Madison County High School Cyber-Bullying Policy MCHS Cyber-Bullying StatementMCHS believes that bullying/harassment of any kind is inappropriate and will not be tolerated. Given the connectivity of students in todays society through the Internet and mobile devices, the frequency of cyber-bullying incidents has increased. Incidents of cyber-bullying should be reported immediately to any MCHS staff members who will take the appropriate actions as established by the student handbook. Cyber-Bullying DefinitionCyber-bullying is defined as the use of the Internet, cell phones, or other electronic devices to harass, threaten, intimidate, or harm others. Cyber-Bullying ExamplesExamples of cyber-bullying include but are not limited to the following: harassment, intimidation, or threats that occur through social network websites, blogs, wikis, instant messaging, chat rooms, email, text messaging, or digital pictures/images. Cyber-Bullying Prevention Responsibilities--Combatting cyber-bulling is the responsibility of everyone within the MCHS community. Students have a responsibility to not participate in cyber-bullying and to report any incidents of cyber-bullying to an adult/school staff member. Parents/Guardians have a responsibility to speak with their child regarding appropriate technology use and to encourage their son/daughter to respect others. Teachers are responsible for creating learning environments in which all students feel safe and respected. Teachers will also provide students with yearly cyber-bullying instruction through Advisement. And teachers will report any suspected instances of cyber-bullying to the appropriate administrator. Administrators have a responsibility to establish a warm, friendly school climate. Administrators will provide teachers and students with information on cyber-bullying and how to prevent cyber-bullying throughout the school year. School administrators will also investigate incidents and ensure appropriate punishments are enforced. Filing a Cyber-Bullying ComplaintCyber-bullying complaints shall be addressed through the following steps: 1. The victim, parent/guardian, or anyone with knowledge of an incident will notify any staff member at MCHS of the incident in written or oral form. 2. The staff member will report the incident to the appropriate assistant principal within one (1) school day. 3. The assistant principal shall have five (5) school days in which to investigate the incident appropriately. At the completion of the investigation or five school days, the assistant principal will provide all relevant information to the school principal.

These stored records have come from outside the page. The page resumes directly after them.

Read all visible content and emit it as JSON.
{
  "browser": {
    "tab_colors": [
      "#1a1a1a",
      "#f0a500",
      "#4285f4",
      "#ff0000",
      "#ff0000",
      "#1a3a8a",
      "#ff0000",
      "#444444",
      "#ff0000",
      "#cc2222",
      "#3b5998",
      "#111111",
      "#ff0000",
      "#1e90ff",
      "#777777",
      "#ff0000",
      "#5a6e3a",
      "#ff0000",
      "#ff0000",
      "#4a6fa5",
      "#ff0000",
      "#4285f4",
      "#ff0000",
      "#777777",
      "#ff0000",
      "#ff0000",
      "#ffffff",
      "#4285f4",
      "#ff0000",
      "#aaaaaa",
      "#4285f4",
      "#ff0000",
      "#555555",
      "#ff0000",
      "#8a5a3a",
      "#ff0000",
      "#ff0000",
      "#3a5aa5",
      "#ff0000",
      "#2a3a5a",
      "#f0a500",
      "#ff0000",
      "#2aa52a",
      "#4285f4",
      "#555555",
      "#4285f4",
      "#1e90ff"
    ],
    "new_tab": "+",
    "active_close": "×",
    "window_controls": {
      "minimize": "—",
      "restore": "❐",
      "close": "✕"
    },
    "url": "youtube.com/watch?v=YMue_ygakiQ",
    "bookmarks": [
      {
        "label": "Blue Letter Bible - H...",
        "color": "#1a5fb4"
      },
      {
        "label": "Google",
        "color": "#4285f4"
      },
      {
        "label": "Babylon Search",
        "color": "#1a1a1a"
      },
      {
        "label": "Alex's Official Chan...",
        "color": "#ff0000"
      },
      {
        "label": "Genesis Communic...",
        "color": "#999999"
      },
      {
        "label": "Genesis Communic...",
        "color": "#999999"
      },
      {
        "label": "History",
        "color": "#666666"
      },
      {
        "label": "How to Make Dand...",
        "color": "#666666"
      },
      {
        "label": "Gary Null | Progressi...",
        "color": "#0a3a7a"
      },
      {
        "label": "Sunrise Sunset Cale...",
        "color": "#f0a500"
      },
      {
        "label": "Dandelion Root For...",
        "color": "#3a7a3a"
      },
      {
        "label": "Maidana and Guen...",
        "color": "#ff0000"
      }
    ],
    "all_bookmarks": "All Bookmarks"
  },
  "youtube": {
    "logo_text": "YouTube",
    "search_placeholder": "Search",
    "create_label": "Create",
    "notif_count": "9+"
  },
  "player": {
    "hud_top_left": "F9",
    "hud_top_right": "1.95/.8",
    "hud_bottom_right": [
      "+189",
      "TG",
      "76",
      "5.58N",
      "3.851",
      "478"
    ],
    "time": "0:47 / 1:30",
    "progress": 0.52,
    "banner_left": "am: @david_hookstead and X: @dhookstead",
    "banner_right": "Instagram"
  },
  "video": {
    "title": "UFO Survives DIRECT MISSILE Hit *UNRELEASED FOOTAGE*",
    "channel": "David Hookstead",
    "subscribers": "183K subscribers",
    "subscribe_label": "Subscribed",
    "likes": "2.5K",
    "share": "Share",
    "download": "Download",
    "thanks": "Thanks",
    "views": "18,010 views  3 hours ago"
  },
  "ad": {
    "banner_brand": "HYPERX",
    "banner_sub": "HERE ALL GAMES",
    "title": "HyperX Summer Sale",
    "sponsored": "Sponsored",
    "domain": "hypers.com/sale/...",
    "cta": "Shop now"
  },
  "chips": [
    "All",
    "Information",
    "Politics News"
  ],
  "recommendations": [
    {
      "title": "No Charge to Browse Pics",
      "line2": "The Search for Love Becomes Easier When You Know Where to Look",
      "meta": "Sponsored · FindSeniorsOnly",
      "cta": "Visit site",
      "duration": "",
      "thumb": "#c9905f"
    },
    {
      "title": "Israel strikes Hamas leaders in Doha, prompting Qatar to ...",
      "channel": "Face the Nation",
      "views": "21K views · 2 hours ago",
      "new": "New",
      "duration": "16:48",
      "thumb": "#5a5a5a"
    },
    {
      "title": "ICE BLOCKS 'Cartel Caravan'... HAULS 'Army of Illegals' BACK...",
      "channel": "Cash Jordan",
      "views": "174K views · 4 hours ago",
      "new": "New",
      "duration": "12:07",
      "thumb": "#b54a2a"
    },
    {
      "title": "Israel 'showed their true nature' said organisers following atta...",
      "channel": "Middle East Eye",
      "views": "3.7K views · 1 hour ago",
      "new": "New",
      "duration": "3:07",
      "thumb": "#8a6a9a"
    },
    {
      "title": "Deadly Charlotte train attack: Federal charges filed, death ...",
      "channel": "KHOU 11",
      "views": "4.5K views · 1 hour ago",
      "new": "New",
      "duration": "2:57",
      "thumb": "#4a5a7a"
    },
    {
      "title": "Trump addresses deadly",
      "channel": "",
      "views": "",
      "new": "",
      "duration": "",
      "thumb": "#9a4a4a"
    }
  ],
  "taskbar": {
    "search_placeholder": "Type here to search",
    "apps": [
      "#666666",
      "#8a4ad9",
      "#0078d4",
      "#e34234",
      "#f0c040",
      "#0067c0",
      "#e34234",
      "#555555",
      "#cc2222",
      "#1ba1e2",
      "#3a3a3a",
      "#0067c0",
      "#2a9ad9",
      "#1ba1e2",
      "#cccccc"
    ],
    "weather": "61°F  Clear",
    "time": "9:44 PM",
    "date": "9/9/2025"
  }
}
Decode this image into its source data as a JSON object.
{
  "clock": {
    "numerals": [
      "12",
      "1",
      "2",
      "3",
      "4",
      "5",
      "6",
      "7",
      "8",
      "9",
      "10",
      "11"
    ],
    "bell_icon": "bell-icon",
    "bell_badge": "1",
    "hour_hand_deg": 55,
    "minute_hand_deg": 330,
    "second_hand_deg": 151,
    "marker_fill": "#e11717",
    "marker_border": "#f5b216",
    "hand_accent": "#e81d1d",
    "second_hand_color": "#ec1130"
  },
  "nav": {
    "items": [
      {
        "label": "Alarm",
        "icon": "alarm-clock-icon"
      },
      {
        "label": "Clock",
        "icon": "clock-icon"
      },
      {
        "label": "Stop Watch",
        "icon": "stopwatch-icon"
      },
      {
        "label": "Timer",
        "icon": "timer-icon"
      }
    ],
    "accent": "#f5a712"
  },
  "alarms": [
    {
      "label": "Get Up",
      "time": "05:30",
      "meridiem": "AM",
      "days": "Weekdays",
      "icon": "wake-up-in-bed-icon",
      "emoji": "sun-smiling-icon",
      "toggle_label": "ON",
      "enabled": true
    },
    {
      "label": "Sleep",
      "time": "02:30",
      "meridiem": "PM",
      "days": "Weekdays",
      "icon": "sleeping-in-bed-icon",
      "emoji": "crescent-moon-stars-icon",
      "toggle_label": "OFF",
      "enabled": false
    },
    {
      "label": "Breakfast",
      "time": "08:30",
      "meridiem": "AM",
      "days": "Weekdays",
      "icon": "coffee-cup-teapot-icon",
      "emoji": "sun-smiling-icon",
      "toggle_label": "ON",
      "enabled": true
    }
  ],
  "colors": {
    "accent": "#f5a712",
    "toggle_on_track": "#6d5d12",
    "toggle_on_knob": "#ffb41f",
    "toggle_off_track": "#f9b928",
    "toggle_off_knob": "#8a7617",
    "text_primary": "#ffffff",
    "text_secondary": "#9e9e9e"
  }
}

4. The principal will evaluate the incident report as composed by the assistant principal, speak with all parties involved, and carry out punishment when appropriate. Cyber-Bullying ConsequencesStudents found to have committed an act(s) of cyberbullying are subject to the following punishments as deemed appropriate by school administrators and based on the student handbook code of conduct: loss of technology use at school, in-school suspension, out-of-school suspension, expulsion, or alternative school placement. If warranted, a police report may also be made with the Madison County Sheriffs Department or other appropriate law enforcement agency. NOTEStudents should be aware that any incidents of cyber-bullying that occur on campus or off-campus are subject to punishment by school administration if such behaviors cause a student to feel endangered while at school or if the incident disrupts the school learning environment.